Data about app and page elements:
*** Begin section ***

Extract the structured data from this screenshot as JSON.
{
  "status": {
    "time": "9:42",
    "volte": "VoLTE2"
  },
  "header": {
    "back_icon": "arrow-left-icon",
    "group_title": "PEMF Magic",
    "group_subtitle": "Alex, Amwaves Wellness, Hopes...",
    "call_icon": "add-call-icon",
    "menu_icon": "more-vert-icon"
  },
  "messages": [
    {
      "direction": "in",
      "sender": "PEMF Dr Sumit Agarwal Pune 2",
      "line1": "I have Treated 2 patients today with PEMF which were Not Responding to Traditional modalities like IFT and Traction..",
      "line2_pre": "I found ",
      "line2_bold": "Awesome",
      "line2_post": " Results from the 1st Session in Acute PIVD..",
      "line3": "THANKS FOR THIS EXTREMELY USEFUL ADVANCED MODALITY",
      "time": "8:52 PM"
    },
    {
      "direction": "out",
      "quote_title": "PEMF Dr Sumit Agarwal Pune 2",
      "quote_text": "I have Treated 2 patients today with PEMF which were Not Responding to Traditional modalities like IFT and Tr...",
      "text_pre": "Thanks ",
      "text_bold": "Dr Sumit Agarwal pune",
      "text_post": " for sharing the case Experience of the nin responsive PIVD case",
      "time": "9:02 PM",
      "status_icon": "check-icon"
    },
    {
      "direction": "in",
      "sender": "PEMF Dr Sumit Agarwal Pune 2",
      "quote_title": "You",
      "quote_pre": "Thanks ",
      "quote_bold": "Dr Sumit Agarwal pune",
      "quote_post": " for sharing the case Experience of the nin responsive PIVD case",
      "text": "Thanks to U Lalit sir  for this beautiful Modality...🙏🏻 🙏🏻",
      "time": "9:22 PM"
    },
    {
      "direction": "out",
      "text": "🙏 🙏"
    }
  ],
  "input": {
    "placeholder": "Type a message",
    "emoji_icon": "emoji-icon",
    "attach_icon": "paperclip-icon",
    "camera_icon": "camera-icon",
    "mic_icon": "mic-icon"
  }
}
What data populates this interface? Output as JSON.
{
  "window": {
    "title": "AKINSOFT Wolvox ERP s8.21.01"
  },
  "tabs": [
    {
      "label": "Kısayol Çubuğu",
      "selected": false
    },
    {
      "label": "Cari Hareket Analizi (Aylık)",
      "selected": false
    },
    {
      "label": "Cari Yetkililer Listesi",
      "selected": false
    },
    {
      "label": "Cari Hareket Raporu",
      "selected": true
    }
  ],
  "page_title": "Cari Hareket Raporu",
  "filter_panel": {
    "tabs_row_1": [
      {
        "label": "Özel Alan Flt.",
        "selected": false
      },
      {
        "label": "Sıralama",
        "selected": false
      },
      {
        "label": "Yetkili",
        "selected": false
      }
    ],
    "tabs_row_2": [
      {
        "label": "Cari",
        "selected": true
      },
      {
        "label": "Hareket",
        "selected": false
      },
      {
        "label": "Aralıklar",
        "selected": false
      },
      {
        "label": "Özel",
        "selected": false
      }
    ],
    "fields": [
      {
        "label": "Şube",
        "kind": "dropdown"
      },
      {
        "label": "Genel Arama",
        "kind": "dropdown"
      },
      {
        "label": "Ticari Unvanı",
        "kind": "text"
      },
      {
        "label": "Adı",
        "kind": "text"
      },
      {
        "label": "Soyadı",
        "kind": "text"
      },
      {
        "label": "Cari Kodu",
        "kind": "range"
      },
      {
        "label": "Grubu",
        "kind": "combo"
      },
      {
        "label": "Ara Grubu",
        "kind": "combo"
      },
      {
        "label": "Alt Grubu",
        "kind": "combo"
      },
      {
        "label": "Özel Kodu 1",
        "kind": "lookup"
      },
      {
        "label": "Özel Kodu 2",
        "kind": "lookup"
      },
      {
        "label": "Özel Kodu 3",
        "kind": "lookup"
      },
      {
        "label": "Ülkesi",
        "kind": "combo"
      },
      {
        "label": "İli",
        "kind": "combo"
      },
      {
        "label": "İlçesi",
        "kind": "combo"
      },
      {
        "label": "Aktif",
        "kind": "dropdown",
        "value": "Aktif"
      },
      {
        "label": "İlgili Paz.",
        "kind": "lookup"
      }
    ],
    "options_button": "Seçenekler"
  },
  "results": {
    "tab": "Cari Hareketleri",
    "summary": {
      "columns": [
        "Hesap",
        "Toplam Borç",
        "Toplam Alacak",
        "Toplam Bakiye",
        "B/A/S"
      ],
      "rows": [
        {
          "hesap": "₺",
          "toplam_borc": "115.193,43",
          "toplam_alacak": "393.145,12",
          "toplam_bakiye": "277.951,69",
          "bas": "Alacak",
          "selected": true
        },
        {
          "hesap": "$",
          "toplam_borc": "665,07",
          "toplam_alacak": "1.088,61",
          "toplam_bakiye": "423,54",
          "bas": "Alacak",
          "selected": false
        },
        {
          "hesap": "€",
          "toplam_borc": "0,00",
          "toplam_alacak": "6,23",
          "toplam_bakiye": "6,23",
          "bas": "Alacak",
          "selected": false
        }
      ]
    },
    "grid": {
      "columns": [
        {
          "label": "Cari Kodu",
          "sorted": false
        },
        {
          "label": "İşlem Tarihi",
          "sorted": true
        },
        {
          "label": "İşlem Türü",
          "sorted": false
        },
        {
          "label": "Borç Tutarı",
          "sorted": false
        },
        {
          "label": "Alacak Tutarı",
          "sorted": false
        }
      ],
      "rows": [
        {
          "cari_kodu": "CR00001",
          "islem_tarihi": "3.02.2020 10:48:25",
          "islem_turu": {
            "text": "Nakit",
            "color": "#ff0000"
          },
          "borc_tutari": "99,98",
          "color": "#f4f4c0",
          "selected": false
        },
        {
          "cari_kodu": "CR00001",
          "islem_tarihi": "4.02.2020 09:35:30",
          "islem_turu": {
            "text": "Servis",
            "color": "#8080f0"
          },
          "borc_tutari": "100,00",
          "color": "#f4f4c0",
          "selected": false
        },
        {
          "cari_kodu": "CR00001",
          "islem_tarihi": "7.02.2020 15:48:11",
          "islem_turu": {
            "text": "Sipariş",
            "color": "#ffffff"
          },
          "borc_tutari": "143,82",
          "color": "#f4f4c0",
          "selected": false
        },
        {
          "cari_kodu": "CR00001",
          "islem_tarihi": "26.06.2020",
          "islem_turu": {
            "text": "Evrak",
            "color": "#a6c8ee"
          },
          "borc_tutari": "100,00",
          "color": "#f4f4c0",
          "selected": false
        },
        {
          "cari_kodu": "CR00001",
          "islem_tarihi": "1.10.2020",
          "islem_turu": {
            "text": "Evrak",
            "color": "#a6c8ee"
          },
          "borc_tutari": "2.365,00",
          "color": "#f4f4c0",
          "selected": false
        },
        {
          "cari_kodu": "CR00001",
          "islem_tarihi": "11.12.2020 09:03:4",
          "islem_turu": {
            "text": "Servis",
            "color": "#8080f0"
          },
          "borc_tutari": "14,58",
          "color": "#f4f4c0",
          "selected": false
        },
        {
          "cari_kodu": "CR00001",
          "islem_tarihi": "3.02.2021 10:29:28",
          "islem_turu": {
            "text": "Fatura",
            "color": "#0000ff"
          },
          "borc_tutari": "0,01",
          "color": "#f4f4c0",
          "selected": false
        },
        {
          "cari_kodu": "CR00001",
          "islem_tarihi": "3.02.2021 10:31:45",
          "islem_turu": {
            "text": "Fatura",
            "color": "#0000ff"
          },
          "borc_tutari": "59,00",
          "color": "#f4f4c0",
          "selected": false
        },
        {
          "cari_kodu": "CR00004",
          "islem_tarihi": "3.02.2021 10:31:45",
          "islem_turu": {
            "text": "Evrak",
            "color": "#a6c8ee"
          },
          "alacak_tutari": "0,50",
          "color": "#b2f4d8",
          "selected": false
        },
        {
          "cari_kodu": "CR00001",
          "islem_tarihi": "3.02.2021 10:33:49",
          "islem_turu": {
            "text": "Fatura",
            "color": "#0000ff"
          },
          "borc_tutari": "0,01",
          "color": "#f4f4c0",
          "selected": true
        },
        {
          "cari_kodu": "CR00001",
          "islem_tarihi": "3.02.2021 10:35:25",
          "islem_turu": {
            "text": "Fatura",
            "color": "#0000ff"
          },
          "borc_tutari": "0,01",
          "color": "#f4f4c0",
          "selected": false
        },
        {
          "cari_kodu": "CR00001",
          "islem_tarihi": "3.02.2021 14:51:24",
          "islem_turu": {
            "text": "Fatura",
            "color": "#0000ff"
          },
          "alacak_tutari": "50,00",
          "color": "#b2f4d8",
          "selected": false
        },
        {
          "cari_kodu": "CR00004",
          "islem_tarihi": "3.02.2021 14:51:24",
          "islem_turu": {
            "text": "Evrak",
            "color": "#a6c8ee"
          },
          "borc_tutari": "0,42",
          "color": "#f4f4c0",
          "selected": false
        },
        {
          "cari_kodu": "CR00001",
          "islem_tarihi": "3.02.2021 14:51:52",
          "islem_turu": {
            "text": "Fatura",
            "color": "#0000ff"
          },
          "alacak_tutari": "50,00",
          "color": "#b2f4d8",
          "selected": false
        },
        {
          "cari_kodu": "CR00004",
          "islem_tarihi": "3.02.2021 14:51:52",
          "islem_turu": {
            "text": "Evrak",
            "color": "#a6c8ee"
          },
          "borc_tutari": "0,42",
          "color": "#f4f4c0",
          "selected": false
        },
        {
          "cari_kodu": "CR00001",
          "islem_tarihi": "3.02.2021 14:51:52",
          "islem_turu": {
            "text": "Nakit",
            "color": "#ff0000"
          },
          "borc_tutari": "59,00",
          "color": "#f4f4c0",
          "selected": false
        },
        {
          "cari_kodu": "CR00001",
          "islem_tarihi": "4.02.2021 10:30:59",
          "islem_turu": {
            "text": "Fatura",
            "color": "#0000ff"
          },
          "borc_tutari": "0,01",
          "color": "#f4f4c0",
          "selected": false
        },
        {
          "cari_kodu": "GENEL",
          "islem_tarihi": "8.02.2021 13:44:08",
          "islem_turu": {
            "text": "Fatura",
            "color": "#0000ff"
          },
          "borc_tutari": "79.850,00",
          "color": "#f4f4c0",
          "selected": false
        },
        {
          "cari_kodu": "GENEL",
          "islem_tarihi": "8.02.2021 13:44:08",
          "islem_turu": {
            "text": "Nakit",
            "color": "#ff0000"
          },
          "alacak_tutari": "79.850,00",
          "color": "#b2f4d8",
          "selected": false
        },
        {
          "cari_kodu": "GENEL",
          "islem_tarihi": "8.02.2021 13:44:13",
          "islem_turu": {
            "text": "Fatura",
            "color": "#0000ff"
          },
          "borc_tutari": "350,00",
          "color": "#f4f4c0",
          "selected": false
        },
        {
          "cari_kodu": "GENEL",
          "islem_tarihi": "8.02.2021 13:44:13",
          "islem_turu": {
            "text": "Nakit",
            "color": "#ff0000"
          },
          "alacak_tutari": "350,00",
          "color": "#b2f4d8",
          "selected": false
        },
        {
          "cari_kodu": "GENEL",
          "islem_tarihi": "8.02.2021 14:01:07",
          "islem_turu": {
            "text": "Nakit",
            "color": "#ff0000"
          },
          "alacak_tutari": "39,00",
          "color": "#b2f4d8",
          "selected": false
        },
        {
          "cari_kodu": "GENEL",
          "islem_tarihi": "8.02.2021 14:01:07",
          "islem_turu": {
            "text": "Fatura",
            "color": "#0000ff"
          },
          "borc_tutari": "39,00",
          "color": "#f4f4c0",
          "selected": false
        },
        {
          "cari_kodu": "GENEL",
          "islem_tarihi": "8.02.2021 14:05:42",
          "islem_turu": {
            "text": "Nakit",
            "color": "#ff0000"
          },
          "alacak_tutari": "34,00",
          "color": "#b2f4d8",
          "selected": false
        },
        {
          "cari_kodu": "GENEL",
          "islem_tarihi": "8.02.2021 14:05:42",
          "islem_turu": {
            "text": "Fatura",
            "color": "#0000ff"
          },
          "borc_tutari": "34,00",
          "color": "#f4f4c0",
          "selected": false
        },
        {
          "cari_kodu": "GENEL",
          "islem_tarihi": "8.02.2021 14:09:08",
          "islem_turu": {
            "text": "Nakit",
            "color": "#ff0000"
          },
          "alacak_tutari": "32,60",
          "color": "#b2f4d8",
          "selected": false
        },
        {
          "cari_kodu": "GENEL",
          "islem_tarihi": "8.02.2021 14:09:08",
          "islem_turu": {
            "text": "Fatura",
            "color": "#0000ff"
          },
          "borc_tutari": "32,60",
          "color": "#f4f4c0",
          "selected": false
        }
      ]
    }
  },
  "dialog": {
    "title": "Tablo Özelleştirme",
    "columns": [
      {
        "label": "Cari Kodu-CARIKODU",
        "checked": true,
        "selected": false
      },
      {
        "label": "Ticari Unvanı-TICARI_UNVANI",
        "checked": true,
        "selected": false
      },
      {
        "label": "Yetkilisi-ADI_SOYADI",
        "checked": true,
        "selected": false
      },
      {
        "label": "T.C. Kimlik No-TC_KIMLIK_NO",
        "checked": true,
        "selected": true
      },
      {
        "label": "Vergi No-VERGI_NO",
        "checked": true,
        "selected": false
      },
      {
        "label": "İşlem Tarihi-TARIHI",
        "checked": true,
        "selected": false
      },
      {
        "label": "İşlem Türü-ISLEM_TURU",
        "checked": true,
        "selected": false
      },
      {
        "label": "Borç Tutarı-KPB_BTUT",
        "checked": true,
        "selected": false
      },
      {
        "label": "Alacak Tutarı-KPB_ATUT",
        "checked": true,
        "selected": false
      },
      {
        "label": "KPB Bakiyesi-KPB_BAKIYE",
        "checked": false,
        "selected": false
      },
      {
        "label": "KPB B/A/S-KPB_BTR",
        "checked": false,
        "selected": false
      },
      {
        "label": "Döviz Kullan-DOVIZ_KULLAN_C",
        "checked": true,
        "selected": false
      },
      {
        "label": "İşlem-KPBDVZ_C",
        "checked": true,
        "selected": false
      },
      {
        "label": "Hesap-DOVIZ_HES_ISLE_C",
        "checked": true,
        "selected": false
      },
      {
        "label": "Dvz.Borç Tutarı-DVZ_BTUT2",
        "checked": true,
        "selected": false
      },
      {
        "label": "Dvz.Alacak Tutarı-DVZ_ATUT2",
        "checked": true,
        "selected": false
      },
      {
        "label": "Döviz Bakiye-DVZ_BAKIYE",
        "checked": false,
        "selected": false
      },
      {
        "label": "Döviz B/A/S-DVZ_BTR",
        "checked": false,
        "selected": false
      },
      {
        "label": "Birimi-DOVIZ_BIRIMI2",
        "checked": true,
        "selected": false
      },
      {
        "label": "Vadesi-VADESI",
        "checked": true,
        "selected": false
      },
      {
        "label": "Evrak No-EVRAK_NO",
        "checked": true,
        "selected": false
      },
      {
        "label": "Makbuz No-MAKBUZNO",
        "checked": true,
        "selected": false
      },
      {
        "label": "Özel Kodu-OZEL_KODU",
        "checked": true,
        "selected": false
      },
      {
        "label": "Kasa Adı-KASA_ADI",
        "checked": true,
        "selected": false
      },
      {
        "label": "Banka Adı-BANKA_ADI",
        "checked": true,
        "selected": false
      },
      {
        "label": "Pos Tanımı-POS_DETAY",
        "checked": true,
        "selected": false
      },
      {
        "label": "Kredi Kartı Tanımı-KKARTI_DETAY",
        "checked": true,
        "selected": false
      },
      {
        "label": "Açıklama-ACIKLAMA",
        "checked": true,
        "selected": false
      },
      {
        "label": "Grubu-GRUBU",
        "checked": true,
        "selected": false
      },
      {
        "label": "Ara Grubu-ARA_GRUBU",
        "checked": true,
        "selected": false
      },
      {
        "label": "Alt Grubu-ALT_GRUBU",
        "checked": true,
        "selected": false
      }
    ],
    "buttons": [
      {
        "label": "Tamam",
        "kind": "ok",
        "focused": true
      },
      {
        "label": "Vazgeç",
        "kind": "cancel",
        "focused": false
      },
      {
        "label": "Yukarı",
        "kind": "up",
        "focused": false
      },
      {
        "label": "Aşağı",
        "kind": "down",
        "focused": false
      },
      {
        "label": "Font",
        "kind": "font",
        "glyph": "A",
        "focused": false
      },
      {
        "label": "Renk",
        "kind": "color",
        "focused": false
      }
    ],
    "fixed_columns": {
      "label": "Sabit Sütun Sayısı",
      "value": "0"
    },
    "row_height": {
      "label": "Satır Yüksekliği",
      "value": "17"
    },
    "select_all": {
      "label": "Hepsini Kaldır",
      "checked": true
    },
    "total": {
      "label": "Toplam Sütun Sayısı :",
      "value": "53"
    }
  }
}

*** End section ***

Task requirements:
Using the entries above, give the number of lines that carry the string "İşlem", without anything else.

Output of the task:
5